Just because a food is pesticide-free doesn’t mean it’s necessarily more nutritious, according to a study just published by the American Academy of Pediatricsp (AAP). Dr. Janet Silverstein, a professor at the University of Florida found that there is actually no nutritional difference between pesticide-free and foods that are traditionally produced. Silverstein and her colleagues analyzed a number of factors, including the effects of hormones on the food and exposure to chemicals, and even the environmental impact. And their results applied to dairy products, meats, and produce.

In an official statement, the AAP said, “In the long term, there is currently no direct evidence that consuming an organic diet leads to improved health or lower risk of disease.” A few months back, researchers at Stanford reviewed 237 studies looking at organic vs non-organic and found the same thing: that neither has an advantage over the other. The biggest difference between organic and non-organic foods is price—a factor that puts the organics at a distinct disadvantage, given that the prices can be anywhere from 10-100 percent higher.

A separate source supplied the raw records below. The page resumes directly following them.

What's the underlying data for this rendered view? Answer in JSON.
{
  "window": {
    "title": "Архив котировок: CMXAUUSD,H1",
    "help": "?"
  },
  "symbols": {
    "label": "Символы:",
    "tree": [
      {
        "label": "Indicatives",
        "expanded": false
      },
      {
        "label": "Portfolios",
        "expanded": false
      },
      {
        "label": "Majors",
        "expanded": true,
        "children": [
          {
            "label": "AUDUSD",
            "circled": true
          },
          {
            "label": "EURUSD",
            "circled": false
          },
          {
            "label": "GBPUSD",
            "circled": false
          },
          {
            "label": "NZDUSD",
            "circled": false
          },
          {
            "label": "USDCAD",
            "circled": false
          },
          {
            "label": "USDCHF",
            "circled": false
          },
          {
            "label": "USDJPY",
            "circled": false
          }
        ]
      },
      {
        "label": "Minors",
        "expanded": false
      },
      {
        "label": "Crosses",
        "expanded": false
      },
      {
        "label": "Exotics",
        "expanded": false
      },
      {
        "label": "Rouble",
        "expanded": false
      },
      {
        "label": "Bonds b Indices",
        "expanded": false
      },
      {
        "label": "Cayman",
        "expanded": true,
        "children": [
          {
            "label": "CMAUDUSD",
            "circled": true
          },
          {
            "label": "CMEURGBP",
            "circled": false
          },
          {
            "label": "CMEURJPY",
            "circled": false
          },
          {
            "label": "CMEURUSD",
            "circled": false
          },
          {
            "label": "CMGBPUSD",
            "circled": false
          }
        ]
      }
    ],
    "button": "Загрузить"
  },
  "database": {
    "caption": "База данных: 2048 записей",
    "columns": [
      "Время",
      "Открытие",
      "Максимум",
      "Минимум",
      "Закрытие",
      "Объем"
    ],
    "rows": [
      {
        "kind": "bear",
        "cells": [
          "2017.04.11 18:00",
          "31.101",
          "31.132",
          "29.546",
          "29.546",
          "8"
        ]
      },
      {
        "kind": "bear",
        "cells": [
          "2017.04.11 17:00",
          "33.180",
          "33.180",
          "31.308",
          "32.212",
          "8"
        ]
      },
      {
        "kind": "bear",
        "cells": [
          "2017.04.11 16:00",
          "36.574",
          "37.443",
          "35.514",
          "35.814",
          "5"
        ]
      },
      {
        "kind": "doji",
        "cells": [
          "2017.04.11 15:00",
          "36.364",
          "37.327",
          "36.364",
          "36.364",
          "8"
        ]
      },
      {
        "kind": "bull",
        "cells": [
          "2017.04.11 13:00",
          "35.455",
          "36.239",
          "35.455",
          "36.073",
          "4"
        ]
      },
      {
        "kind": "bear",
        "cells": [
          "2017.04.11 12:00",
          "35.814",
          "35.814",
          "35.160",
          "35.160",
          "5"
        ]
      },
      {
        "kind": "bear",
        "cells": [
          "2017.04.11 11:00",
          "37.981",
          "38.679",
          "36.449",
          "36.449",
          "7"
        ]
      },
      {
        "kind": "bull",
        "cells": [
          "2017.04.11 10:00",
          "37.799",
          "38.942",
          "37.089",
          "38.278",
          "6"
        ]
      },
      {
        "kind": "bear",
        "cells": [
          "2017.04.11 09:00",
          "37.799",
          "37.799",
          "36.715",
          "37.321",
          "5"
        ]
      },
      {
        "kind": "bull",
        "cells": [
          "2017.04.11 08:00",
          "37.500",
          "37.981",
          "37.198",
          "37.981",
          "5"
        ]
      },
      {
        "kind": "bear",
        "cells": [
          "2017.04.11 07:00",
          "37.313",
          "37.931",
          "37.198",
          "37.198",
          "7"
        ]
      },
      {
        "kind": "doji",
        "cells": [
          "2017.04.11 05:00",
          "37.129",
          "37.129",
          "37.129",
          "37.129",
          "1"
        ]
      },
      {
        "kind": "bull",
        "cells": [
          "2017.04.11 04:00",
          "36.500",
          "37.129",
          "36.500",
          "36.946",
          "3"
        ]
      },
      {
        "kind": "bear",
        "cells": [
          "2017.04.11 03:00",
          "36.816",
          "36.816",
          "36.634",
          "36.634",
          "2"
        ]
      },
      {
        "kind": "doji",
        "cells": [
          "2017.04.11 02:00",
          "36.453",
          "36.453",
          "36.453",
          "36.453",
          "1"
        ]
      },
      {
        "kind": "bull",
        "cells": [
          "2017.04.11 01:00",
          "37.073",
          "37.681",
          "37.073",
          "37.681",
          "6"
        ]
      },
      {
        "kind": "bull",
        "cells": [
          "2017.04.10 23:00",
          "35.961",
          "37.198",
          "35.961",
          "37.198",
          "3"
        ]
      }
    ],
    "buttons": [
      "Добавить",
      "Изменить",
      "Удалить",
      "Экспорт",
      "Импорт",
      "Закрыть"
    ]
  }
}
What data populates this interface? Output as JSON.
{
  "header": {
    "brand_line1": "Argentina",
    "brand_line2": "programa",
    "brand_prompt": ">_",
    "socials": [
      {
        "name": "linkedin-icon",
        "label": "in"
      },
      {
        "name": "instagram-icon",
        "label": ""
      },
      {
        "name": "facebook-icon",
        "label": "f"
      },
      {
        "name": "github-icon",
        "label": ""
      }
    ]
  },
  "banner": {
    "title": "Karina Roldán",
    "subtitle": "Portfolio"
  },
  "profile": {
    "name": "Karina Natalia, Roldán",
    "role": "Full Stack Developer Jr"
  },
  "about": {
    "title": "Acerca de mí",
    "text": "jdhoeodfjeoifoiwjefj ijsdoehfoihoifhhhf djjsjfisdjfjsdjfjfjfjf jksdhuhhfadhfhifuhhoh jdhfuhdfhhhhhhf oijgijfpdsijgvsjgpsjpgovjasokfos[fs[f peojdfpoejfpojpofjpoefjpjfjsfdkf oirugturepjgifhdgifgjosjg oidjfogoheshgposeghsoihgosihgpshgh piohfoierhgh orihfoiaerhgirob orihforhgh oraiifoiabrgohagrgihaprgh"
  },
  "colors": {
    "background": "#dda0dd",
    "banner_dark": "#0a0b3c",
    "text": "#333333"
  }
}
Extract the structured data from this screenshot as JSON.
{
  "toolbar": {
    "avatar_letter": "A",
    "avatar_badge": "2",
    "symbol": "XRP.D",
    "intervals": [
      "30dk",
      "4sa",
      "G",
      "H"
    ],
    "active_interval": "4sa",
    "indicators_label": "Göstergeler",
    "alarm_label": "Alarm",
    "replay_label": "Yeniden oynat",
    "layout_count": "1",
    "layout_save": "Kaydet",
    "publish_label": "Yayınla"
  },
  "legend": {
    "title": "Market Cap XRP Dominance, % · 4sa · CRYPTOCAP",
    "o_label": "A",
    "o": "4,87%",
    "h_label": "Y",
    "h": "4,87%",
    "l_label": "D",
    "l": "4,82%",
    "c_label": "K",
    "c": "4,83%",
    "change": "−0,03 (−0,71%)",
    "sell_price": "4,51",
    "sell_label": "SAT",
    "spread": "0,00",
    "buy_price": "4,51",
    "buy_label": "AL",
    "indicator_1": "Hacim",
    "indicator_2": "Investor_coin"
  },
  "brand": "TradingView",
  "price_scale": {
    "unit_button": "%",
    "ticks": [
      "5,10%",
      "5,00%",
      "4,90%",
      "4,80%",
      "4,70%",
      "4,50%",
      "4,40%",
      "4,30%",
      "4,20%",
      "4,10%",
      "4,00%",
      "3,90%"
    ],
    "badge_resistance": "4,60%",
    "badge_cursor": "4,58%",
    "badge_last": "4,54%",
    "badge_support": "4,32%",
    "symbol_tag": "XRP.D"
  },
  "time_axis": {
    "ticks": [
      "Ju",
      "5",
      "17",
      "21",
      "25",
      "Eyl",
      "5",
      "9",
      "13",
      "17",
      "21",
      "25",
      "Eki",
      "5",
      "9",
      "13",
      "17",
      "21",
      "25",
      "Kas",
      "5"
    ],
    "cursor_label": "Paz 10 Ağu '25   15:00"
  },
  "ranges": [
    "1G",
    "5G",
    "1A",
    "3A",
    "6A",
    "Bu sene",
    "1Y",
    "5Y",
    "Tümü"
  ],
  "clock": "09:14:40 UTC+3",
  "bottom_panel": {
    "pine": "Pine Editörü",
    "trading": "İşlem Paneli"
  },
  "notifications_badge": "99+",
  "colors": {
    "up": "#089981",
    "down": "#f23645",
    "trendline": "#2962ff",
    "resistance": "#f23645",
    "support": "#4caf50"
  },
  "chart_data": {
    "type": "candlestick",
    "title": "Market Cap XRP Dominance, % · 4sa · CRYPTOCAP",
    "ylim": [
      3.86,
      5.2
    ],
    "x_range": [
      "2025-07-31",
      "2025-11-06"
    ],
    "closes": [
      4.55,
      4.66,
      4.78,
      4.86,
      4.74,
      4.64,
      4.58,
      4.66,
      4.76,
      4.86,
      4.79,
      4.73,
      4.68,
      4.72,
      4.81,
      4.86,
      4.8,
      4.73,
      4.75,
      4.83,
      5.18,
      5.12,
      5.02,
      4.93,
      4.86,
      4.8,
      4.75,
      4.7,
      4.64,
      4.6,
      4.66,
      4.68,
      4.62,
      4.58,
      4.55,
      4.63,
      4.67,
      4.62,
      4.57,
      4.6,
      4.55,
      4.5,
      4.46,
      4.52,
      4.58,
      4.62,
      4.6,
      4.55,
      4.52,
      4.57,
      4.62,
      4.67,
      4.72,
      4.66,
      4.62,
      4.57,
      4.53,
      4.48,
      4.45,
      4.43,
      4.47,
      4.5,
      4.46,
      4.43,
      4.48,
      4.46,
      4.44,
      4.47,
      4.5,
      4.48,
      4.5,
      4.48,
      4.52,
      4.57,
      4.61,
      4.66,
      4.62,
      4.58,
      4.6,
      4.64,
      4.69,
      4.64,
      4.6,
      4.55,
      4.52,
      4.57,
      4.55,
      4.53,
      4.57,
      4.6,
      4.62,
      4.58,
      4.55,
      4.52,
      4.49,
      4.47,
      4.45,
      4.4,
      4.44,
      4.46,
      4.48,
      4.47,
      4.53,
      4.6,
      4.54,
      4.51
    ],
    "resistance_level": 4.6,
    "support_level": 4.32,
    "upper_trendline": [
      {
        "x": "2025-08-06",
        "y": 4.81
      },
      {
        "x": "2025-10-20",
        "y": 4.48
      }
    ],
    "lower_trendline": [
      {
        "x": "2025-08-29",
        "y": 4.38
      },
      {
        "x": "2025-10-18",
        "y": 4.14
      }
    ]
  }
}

It’s important to understand that this in no way changes nutritionists’ recommendations that kids and eat a diet rich in fruits and vegetables. But it does mean—at least until researchers have a chance to do more extensive research—that it doesn’t really matter where those products come from. So if budget is an issue for mom or dad, it’s more important to have the fruits and vegetables themselves than it is to go organic.